of the Hudson River, less showy than her usual chromatism but with greater
depth; and David Dewey's darkling portrayal of a Belfast street on the
shadow side of sunlight. Ruth Miller is always a happy find.
Phyllis Floyd, founder of
Zeuxis, offers lean, reduced figure compositions done on site in Madison
and Bryant parks. Victor Pesce's works, each focusing on a singe object
afloat on a field of color, emphasize how much the appeal of his painting
resides in his eye for placement, independent of the characteristic
weight and texture of his oils. Robert DeNiro, Sr., who died in 1993,
is represented by a pleasant, neo-Matissean trifle Teapot and Vase/Flowers.
But name recognition lends heft to what is almost a studio throw-away,
slight in structure and technique. (Its $16,000 thumb-in-your-eye sticker
is an instructive moment in art world pricing.) Nell Blaine's Darkening
Sky, Gloucester, just as pricey, provides more to look at.
Garth Evans Warren
Street #8 1998, watercolor, 22 x 30 inches
I have always enjoyed Andrew
Forge's writing more than his painting. Elegant and spare, his work
has struck me as having an air of the podium about it-a distillation
of style-conscious theories with little blood in them. Even so, I was
drawn to the untitled watercolor submitted here. Discreet, luminous
marks, arranged in repetitive, seemingly stenciled rows, drift across
the paper. Shifting gossamer planes overlay and penetrate each other,
massed in the upper left and sliding, in delicate glissando, toward
invisibility at the lower right. It sends me away to rethink my responses
to this most refined technician.
One of the true satisfactions
here is the opportunity to see Garth Evans. Known most widely as a sculptor,
his watercolors are small astonishments. Two of them hang near a window
in the upstairs gallery, a turn of the head away from Forge.
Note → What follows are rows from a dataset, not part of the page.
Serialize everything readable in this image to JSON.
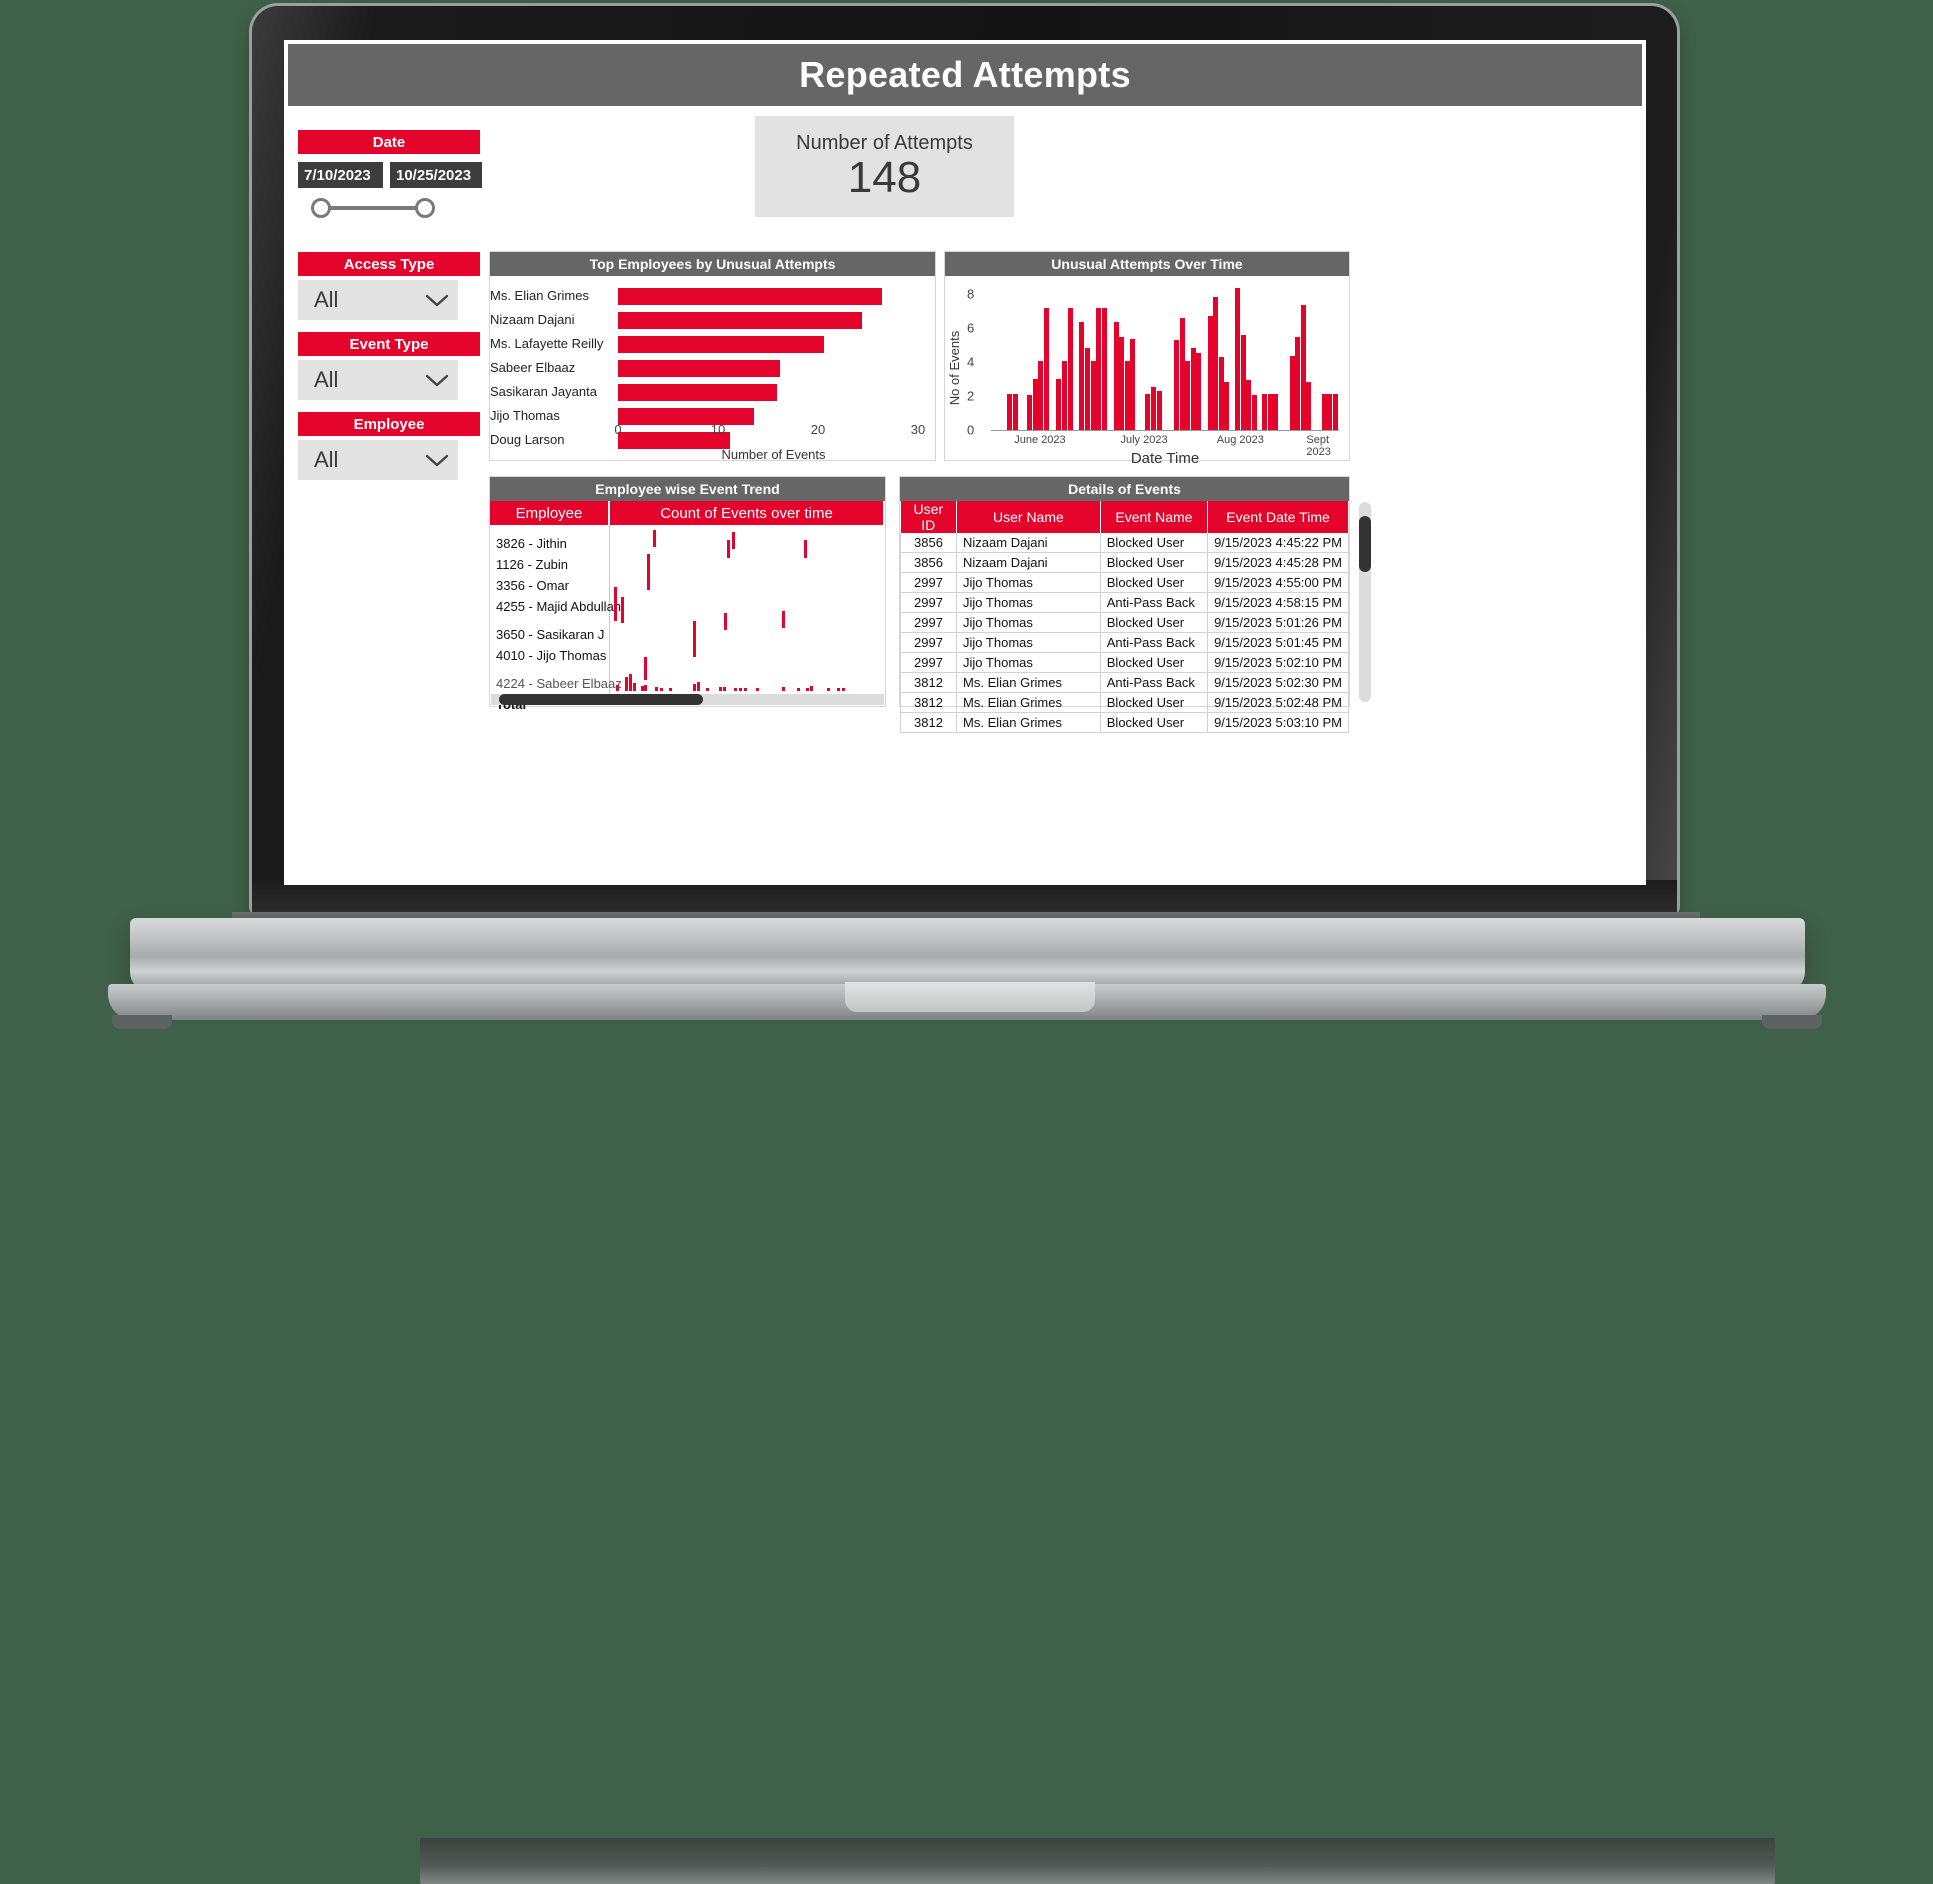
{
  "report": {
    "title": "Repeated Attempts",
    "header_bg": "#666666",
    "accent": "#E4032B"
  },
  "slicers": {
    "date": {
      "label": "Date",
      "start": "7/10/2023",
      "end": "10/25/2023",
      "start_icon": "calendar-icon",
      "end_icon": "calendar-icon"
    },
    "access_type": {
      "label": "Access Type",
      "value": "All",
      "icon": "chevron-down-icon"
    },
    "event_type": {
      "label": "Event Type",
      "value": "All",
      "icon": "chevron-down-icon"
    },
    "employee": {
      "label": "Employee",
      "value": "All",
      "icon": "chevron-down-icon"
    }
  },
  "kpi": {
    "label": "Number of Attempts",
    "value": "148"
  },
  "panels": {
    "top_employees": "Top Employees by Unusual Attempts",
    "over_time": "Unusual Attempts Over Time",
    "employee_trend": "Employee wise Event Trend",
    "details": "Details of Events"
  },
  "chart_data": [
    {
      "type": "bar",
      "orientation": "horizontal",
      "title": "Top Employees by Unusual Attempts",
      "xlabel": "Number of Events",
      "ylabel": "",
      "xlim": [
        0,
        30
      ],
      "xticks": [
        0,
        10,
        20,
        30
      ],
      "grid": false,
      "categories": [
        "Ms. Elian Grimes",
        "Nizaam Dajani",
        "Ms. Lafayette Reilly",
        "Sabeer Elbaaz",
        "Sasikaran Jayanta",
        "Jijo Thomas",
        "Doug Larson"
      ],
      "values": [
        26.4,
        24.4,
        20.6,
        16.2,
        15.9,
        13.6,
        11.2
      ],
      "color": "#E4032B"
    },
    {
      "type": "bar",
      "orientation": "vertical",
      "title": "Unusual Attempts Over Time",
      "xlabel": "Date Time",
      "ylabel": "No of Events",
      "ylim": [
        0,
        8.6
      ],
      "yticks": [
        0,
        2,
        4,
        6,
        8
      ],
      "xticks": [
        "June 2023",
        "July 2023",
        "Aug 2023",
        "Sept 2023"
      ],
      "xtick_positions": [
        0.07,
        0.39,
        0.68,
        0.95
      ],
      "grid": false,
      "color": "#E4032B",
      "values": [
        {
          "x": 0.055,
          "y": 2.1
        },
        {
          "x": 0.075,
          "y": 2.1
        },
        {
          "x": 0.125,
          "y": 2.05
        },
        {
          "x": 0.145,
          "y": 3.0
        },
        {
          "x": 0.163,
          "y": 4.05
        },
        {
          "x": 0.183,
          "y": 7.2
        },
        {
          "x": 0.225,
          "y": 3.0
        },
        {
          "x": 0.245,
          "y": 4.05
        },
        {
          "x": 0.265,
          "y": 7.2
        },
        {
          "x": 0.305,
          "y": 6.35
        },
        {
          "x": 0.325,
          "y": 4.85
        },
        {
          "x": 0.345,
          "y": 4.05
        },
        {
          "x": 0.363,
          "y": 7.2
        },
        {
          "x": 0.382,
          "y": 7.2
        },
        {
          "x": 0.423,
          "y": 6.35
        },
        {
          "x": 0.443,
          "y": 5.45
        },
        {
          "x": 0.462,
          "y": 4.05
        },
        {
          "x": 0.481,
          "y": 5.35
        },
        {
          "x": 0.531,
          "y": 2.1
        },
        {
          "x": 0.551,
          "y": 2.55
        },
        {
          "x": 0.571,
          "y": 2.3
        },
        {
          "x": 0.631,
          "y": 5.3
        },
        {
          "x": 0.65,
          "y": 6.6
        },
        {
          "x": 0.669,
          "y": 4.05
        },
        {
          "x": 0.688,
          "y": 4.85
        },
        {
          "x": 0.707,
          "y": 4.55
        },
        {
          "x": 0.747,
          "y": 6.7
        },
        {
          "x": 0.766,
          "y": 7.85
        },
        {
          "x": 0.785,
          "y": 4.3
        },
        {
          "x": 0.804,
          "y": 2.8
        },
        {
          "x": 0.843,
          "y": 8.35
        },
        {
          "x": 0.862,
          "y": 5.6
        },
        {
          "x": 0.881,
          "y": 2.95
        },
        {
          "x": 0.9,
          "y": 2.05
        },
        {
          "x": 0.936,
          "y": 2.15
        },
        {
          "x": 0.955,
          "y": 2.15
        },
        {
          "x": 0.974,
          "y": 2.15
        },
        {
          "x": 1.03,
          "y": 4.35
        },
        {
          "x": 1.049,
          "y": 5.45
        },
        {
          "x": 1.068,
          "y": 7.35
        },
        {
          "x": 1.087,
          "y": 2.8
        },
        {
          "x": 1.14,
          "y": 2.15
        },
        {
          "x": 1.159,
          "y": 2.15
        },
        {
          "x": 1.178,
          "y": 2.15
        }
      ]
    },
    {
      "type": "table",
      "title": "Employee wise Event Trend",
      "columns": [
        "Employee",
        "Count of Events over time"
      ],
      "rows": [
        "3826 - Jithin",
        "1126 - Zubin",
        "3356 - Omar",
        "4255 - Majid Abdullah",
        "3650 - Sasikaran J",
        "4010 - Jijo Thomas",
        "4224 - Sabeer Elbaaz",
        "Total"
      ],
      "sparklines": [
        {
          "x": 0.155,
          "y": 0.03,
          "h": 0.1
        },
        {
          "x": 0.445,
          "y": 0.04,
          "h": 0.1
        },
        {
          "x": 0.425,
          "y": 0.09,
          "h": 0.1
        },
        {
          "x": 0.705,
          "y": 0.09,
          "h": 0.1
        },
        {
          "x": 0.135,
          "y": 0.17,
          "h": 0.21
        },
        {
          "x": 0.015,
          "y": 0.36,
          "h": 0.2
        },
        {
          "x": 0.04,
          "y": 0.42,
          "h": 0.15
        },
        {
          "x": 0.415,
          "y": 0.51,
          "h": 0.1
        },
        {
          "x": 0.625,
          "y": 0.5,
          "h": 0.1
        },
        {
          "x": 0.3,
          "y": 0.56,
          "h": 0.21
        },
        {
          "x": 0.125,
          "y": 0.77,
          "h": 0.13
        }
      ]
    }
  ],
  "details_table": {
    "title": "Details of Events",
    "columns": [
      "User ID",
      "User Name",
      "Event Name",
      "Event Date Time"
    ],
    "rows": [
      [
        "3856",
        "Nizaam Dajani",
        "Blocked User",
        "9/15/2023 4:45:22 PM"
      ],
      [
        "3856",
        "Nizaam Dajani",
        "Blocked User",
        "9/15/2023 4:45:28 PM"
      ],
      [
        "2997",
        "Jijo Thomas",
        "Blocked User",
        "9/15/2023 4:55:00 PM"
      ],
      [
        "2997",
        "Jijo Thomas",
        "Anti-Pass Back",
        "9/15/2023 4:58:15 PM"
      ],
      [
        "2997",
        "Jijo Thomas",
        "Blocked User",
        "9/15/2023 5:01:26 PM"
      ],
      [
        "2997",
        "Jijo Thomas",
        "Anti-Pass Back",
        "9/15/2023 5:01:45 PM"
      ],
      [
        "2997",
        "Jijo Thomas",
        "Blocked User",
        "9/15/2023 5:02:10 PM"
      ],
      [
        "3812",
        "Ms. Elian Grimes",
        "Anti-Pass Back",
        "9/15/2023 5:02:30 PM"
      ],
      [
        "3812",
        "Ms. Elian Grimes",
        "Blocked User",
        "9/15/2023 5:02:48 PM"
      ],
      [
        "3812",
        "Ms. Elian Grimes",
        "Blocked User",
        "9/15/2023 5:03:10 PM"
      ]
    ]
  }
}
It is an
inspired placement. The works of both men share a similar sense of sequence,
of structure arising from spaced intervals-like notes of a musical scale
(Forge) or interstices between overlapping geological structures (Evans).
Both make the most of transparency while letting color drive their compositions.
Similarities end there but
how does one describe the difference? Or the quiet pleasure of Evans'
inventiveness, his lyricism, contained in a geometry of his own devising?
This is painting that has to be viewed up close. At a distance, color
and outline assert themselves easily. But the magical subtleties of
surface and errantry of lines dissolving into worked paper reveal themselves
only on close embrace. It is hard not to lean just a little closer to
one particularly enigmatic, darksome piece just to kiss it.
more images and another view of this exhibition, see David Cohen's review